Parijapati: 2 definitions
Parijapati means something in Hinduism, Sanskrit, Buddhism, Pali. If you want to know the exact meaning, history, etymology or English translation of this term then check out the descriptions on this page. Add your comment or reference to a book if you want to contribute to this summary article.
Languages of India and abroad
Pali-English dictionarySource: Sutta: The Pali Text Society's Pali-English Dictionary
Parijapati, (pari+japati, cp. BSk. parijapta enchanted Divy 397) to mutter (spells), to practise divination J. III, 530; Miln. 200 (vijjaṃ). (Page 425)
Pali is the language of the Tipiṭaka, which is the sacred canon of Theravāda Buddhism and contains much of the Buddha’s speech.
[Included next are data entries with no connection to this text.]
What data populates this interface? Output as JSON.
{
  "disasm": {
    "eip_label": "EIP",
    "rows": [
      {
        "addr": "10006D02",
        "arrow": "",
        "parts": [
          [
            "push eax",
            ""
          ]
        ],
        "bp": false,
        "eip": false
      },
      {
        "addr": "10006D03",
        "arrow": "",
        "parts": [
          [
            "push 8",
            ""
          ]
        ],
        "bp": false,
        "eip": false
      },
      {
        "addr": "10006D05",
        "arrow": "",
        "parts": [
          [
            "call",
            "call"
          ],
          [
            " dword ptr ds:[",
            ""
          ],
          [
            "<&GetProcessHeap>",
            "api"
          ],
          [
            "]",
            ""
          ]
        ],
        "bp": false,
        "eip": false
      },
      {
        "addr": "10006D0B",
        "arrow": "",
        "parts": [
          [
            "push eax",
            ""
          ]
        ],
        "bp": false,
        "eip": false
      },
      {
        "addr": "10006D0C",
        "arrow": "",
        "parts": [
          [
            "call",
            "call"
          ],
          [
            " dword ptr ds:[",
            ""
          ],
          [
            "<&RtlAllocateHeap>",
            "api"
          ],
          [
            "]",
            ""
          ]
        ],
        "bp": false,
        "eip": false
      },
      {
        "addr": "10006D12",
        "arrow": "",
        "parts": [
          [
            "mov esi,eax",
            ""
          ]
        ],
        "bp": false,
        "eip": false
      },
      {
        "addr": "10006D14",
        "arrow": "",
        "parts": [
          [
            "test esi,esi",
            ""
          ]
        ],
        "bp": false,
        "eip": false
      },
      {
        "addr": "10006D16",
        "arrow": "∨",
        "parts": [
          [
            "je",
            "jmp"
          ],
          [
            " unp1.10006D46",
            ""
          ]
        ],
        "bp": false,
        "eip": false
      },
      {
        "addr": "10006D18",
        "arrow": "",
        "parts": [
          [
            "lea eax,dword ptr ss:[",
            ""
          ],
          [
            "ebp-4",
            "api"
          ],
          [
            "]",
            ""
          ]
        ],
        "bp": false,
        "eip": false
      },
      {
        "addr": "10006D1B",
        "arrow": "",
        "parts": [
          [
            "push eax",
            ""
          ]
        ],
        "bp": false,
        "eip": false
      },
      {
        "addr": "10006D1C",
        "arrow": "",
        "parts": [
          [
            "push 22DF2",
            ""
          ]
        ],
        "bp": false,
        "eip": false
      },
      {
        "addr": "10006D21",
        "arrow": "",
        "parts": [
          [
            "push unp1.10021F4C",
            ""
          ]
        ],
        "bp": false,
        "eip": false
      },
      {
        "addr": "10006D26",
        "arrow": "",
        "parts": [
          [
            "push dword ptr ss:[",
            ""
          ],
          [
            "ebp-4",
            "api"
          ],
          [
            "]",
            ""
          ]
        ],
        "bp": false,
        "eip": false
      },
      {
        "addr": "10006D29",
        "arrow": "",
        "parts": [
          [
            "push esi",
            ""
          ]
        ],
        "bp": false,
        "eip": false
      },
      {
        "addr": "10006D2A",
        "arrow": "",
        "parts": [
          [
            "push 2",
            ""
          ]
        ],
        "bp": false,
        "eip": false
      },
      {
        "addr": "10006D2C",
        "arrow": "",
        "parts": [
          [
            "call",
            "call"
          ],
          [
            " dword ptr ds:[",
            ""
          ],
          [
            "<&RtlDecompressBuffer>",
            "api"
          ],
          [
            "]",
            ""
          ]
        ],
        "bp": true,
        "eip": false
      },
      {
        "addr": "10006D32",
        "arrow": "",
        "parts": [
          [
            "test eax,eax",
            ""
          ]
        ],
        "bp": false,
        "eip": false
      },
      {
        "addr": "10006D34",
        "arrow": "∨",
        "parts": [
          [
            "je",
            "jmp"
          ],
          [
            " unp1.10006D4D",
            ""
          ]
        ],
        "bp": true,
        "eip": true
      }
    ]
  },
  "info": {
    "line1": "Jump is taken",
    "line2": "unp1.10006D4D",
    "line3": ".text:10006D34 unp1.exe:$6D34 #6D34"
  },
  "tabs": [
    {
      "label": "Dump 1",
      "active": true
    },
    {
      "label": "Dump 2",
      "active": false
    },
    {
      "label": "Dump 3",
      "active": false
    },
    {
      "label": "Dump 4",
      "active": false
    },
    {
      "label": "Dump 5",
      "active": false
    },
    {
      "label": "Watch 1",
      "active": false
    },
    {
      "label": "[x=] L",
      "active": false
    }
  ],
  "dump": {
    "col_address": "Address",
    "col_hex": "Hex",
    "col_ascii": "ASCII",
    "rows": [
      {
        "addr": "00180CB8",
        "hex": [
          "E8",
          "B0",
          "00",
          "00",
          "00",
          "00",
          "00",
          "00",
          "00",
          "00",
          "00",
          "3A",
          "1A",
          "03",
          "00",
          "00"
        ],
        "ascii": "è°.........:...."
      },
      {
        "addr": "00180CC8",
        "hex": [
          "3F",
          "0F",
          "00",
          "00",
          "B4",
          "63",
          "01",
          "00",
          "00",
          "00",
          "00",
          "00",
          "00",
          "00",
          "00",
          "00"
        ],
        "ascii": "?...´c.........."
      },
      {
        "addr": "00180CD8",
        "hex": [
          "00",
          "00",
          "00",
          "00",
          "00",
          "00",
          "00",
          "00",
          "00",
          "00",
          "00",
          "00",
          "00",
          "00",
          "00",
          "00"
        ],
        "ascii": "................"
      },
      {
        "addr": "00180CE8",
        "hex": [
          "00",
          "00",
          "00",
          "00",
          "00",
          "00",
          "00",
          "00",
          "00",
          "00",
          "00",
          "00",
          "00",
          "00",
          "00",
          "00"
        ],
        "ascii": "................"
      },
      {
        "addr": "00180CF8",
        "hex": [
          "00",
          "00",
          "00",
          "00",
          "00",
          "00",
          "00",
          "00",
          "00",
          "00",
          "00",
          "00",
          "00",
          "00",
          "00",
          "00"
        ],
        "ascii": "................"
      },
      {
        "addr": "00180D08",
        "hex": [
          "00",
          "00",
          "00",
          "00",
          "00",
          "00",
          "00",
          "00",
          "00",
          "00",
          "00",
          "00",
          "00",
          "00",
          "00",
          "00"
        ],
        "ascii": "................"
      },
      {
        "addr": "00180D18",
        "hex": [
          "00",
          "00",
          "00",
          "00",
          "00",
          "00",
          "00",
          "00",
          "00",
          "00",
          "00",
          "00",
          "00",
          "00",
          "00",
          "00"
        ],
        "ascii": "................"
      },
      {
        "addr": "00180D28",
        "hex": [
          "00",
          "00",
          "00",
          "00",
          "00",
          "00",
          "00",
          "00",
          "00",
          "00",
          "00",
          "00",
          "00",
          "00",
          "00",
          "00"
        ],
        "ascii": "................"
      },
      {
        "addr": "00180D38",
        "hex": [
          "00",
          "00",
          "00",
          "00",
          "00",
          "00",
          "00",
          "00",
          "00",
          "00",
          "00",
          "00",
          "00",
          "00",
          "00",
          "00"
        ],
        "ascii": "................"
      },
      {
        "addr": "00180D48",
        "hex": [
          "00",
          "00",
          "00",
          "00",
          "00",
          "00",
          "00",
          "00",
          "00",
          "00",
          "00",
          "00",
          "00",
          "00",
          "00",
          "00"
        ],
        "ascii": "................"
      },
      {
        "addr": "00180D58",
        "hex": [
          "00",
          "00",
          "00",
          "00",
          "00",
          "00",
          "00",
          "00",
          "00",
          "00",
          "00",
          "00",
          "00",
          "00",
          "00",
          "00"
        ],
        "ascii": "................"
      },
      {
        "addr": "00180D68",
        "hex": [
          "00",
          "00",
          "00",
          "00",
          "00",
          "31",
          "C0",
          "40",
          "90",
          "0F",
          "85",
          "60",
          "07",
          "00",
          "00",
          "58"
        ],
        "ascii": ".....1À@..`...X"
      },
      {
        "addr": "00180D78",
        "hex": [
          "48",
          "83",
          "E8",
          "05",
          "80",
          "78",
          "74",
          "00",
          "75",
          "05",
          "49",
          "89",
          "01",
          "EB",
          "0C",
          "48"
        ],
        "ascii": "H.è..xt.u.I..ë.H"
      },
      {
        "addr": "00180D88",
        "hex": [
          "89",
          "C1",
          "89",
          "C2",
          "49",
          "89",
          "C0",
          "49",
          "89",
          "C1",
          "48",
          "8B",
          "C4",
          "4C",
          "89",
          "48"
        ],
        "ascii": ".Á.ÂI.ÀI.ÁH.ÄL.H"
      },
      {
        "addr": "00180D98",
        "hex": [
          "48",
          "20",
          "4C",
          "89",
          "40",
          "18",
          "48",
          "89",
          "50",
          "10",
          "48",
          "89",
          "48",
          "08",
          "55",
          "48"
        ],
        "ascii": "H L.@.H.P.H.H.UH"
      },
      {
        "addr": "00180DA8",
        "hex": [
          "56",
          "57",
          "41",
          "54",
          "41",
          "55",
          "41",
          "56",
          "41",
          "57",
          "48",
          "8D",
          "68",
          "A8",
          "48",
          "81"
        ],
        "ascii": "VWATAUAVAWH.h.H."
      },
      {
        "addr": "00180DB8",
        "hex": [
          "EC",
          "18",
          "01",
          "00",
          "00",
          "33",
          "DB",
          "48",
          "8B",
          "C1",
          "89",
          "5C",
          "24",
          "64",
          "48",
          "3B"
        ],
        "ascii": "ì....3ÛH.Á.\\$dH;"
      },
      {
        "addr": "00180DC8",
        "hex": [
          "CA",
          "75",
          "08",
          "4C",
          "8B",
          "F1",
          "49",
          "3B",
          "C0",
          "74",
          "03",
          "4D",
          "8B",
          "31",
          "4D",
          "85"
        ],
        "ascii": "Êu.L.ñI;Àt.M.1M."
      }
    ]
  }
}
Closeley related to Sanskrit, both languages are used interchangeably between religions.
Sanskrit dictionarySource: Cologne Digital Sanskrit Dictionaries: Edgerton Buddhist Hybrid Sanskrit Dictionary
Parijapati (परिजपति).—(Sanskrit id., in good sense, recites sacred for- mulae over; Pali id., recites magic spells, object vijjaṃ), recites magic charms over (with acc.), especially of hostile or ‘black’ magic: mantraiḥ parijapto Divyāvadāna 397.26, bewitched; arkapuṣpaṃ parijapya 612.15; parijapya (object sup- plied) (Ārya-)Mañjuśrīmūlakalpa 61.18.
Sanskrit, also spelled संस्कृतम् (saṃskṛtam), is an ancient language of India commonly seen as the grandmother of the Indo-European language family (even English!). Closely allied with Prakrit and Pali, Sanskrit is more exhaustive in both grammar and terms and has the most extensive collection of literature in the world, greatly surpassing its sister-languages Greek and Latin.
See also (Relevant definitions)
No search results for Parijapati; (plurals include: Parijapatis) in any book or story.